Emile Mosseri’s score to The Last Black Man in San Francisco is one of the most critically-acclaimed film scores of the year! As we head into the year’s end, Lakeshore Records invites you to experience Emile’s “exuberant and poetic” (NPR) composition in context with the film. In collaboration with the film’s director Joe Talbot, Emile shares how he rose to the occasion to deliver a score which “shares the pulse of the film” (Under The Radar).
For your consideration, watch the brand new video interview to get an intimate portrait of his masterful collaboration with the film’s director, Joe Talbot. See critic reviews at the jump.
There are several heavy themes running throughout The Last Black Man in San Francisco, but some of the most poignant moments are wordless, ethereal imagery set to a heart-achingly beautiful score. – Bernardo Boo, PopMatters
“A 21st century riff on the iconic music that Philip Glass wrote for ‘Koyaanisqatsi’.” – IndieWire
“Bolstered by a score from composer Emile Mosseri, whose stirring pieces add depth to moments” – Pitchfork
Emile Mosseri’s score, too, is gorgeous – both swooning and elegiac. – Clarisse Loughrey, The Independent
Emile Mosseri’s exemplary original score – swelling horns and complementary strings – adds timeless ambience to sweeping images of a city that never fully escapes the maritime haze. – Donald Clarke, The Irish Times
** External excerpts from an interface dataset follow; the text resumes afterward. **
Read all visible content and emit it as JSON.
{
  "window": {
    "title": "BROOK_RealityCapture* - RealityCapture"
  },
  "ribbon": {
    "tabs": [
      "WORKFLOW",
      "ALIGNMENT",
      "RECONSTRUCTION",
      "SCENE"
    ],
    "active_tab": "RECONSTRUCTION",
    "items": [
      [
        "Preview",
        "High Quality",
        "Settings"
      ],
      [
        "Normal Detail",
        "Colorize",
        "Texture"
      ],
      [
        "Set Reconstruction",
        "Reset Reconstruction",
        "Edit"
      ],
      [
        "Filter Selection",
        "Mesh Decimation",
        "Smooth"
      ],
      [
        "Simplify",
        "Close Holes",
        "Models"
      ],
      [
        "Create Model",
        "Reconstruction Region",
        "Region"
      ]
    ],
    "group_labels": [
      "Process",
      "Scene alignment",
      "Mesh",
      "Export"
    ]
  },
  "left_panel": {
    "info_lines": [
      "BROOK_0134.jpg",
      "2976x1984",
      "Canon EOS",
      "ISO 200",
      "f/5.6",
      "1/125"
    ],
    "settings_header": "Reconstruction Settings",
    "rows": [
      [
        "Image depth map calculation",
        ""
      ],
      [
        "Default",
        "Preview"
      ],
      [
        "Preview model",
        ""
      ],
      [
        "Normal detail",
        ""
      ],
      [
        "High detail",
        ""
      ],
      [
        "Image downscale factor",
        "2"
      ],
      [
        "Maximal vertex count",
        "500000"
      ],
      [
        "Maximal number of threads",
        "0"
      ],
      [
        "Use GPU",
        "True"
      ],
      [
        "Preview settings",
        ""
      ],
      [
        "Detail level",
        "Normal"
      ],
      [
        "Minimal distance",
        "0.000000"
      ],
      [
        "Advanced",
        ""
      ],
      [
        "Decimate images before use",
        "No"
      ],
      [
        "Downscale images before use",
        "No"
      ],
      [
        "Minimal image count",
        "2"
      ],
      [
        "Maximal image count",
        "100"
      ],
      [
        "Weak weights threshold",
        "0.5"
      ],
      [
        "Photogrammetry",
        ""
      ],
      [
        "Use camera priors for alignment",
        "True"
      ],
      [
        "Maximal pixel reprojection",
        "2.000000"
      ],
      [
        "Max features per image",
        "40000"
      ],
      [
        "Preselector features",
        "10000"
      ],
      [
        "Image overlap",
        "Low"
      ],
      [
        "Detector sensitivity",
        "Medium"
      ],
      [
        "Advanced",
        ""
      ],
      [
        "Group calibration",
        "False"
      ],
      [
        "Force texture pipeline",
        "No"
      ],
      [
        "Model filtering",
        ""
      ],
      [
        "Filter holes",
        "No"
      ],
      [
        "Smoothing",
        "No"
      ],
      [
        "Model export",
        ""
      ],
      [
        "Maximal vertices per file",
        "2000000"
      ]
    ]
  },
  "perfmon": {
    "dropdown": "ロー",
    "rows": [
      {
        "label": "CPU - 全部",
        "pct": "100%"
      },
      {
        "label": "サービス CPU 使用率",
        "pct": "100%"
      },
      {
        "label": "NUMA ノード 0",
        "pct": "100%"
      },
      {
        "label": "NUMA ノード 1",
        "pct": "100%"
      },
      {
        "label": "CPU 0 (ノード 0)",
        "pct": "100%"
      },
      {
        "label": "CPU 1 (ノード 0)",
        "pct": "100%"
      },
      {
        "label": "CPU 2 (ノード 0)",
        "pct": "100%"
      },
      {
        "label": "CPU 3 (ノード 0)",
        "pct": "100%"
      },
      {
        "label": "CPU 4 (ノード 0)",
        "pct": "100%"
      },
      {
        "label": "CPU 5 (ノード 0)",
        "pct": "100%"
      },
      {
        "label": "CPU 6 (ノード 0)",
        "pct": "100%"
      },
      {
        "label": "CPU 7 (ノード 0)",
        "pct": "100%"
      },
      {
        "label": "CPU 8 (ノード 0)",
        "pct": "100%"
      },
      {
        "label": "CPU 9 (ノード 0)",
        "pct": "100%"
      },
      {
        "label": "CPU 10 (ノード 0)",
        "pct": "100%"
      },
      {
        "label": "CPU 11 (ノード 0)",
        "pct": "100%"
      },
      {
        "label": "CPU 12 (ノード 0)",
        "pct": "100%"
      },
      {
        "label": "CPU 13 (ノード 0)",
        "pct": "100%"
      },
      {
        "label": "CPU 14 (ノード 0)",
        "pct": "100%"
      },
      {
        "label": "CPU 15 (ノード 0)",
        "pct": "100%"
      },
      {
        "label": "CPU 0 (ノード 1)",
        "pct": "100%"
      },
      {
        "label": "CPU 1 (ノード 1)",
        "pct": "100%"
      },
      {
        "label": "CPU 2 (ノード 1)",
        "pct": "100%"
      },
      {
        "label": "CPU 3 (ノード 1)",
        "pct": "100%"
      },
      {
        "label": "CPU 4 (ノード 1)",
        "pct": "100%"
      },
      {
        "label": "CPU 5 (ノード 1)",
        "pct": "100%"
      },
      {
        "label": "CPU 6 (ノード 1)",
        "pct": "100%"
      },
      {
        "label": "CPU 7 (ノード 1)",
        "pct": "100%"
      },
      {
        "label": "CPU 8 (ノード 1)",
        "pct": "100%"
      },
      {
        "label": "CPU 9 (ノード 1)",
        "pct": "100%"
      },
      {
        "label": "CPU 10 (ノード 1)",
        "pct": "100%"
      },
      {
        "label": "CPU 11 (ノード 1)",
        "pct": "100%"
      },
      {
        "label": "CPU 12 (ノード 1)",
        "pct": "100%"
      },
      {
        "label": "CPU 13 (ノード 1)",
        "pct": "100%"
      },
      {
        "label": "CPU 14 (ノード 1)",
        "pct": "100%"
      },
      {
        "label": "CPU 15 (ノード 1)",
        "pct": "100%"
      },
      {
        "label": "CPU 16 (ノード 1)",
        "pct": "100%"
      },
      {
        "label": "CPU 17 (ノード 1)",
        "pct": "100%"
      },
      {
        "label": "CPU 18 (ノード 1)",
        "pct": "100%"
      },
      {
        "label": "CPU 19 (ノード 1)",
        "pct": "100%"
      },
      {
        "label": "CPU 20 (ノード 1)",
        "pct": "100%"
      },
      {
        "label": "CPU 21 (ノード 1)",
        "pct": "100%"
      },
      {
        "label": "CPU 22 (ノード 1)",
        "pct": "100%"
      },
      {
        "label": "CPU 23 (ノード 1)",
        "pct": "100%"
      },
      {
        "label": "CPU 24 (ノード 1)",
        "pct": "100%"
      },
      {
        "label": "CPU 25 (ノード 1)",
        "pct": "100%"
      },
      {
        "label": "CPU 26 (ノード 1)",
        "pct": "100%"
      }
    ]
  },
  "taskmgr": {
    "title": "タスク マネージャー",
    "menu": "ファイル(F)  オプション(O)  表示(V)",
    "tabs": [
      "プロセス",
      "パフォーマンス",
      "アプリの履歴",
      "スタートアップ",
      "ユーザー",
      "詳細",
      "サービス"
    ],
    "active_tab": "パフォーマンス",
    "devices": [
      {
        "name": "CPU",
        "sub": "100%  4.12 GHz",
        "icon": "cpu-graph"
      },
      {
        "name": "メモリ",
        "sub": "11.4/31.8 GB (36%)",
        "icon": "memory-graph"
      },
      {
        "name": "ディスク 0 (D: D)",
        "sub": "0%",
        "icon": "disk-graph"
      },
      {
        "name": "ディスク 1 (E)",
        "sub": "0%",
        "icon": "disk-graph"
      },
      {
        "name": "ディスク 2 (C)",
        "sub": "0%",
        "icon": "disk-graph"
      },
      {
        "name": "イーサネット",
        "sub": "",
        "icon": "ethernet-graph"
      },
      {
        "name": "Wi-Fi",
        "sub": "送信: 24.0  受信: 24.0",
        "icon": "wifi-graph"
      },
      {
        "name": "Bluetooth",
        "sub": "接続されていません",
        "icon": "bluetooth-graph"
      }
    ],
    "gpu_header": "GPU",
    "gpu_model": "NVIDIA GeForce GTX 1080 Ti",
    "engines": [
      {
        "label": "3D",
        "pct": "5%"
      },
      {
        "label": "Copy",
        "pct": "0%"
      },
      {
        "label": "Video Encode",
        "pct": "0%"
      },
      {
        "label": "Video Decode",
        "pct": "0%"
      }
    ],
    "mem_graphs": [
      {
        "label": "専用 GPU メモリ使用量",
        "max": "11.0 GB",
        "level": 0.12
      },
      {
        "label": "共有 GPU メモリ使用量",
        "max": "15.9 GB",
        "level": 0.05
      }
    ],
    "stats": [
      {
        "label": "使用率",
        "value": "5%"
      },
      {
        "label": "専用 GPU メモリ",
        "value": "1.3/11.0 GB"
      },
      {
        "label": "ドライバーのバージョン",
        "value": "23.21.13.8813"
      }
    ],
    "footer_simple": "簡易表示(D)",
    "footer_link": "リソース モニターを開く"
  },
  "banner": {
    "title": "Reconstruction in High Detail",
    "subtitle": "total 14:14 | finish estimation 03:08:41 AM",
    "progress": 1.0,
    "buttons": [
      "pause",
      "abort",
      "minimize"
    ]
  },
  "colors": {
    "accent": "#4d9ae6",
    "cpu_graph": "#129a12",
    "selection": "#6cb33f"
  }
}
This unique and heartfelt score composed by Emile Mosseri is unlike anything else I’ve heard this year. It’s a nod toward traditional pencil and paper small ensemble scoring that doesn’t reek of a computer’s influence. – ScoreKeeper, Birth.Movies.Death